» **Exercise directions**: I need each line of the entries below that includes the string "value".
========================================================================
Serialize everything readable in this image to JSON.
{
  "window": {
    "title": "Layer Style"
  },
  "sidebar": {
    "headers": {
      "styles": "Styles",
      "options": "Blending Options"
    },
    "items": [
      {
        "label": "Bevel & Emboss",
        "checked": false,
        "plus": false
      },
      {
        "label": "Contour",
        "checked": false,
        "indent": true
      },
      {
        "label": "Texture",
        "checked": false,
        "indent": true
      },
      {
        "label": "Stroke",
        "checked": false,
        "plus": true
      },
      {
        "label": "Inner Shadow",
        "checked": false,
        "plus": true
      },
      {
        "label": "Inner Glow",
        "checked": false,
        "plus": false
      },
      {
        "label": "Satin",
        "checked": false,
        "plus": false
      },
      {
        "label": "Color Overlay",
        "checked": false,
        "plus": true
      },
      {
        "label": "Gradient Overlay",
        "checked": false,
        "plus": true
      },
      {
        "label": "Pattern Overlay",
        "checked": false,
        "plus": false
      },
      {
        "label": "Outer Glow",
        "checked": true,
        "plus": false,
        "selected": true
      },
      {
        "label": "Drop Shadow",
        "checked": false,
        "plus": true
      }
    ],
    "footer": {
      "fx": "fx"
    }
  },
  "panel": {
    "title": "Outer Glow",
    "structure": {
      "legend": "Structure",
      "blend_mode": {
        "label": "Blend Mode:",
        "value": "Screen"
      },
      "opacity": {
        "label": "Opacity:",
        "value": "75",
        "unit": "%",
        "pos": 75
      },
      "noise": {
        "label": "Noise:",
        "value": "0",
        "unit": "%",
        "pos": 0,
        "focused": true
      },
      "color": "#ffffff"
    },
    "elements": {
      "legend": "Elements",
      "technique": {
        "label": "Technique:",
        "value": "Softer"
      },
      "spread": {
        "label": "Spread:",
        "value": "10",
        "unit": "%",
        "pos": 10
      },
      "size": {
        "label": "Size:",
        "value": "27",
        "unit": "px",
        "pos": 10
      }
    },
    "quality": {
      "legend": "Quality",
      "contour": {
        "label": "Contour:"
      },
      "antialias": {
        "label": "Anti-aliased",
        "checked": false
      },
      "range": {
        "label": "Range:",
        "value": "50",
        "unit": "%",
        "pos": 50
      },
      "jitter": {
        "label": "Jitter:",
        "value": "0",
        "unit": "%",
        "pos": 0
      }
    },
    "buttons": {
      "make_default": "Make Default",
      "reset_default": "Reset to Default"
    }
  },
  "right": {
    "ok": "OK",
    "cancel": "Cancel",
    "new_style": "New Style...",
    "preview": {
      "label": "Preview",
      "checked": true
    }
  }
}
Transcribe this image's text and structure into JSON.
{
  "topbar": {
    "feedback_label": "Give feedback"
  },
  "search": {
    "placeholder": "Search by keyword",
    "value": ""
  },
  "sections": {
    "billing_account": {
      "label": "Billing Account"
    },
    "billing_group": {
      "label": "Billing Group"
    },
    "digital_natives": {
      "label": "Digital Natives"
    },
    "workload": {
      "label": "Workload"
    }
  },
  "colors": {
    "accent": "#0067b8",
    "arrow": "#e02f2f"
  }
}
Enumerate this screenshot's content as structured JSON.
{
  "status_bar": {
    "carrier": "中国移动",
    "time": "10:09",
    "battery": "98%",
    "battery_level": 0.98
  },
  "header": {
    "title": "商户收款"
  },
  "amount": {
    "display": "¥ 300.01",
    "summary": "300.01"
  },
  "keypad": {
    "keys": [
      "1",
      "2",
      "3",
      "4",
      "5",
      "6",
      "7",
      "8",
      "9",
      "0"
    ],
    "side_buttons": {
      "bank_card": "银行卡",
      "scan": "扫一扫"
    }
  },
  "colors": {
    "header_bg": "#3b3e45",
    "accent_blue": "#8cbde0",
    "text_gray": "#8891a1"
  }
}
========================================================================
» **Written reply**:
        "value": "Screen"
        "value": "75",
        "value": "0",
        "value": "Softer"
        "value": "10",
        "value": "27",
        "value": "50",
        "value": "0",
    "value": ""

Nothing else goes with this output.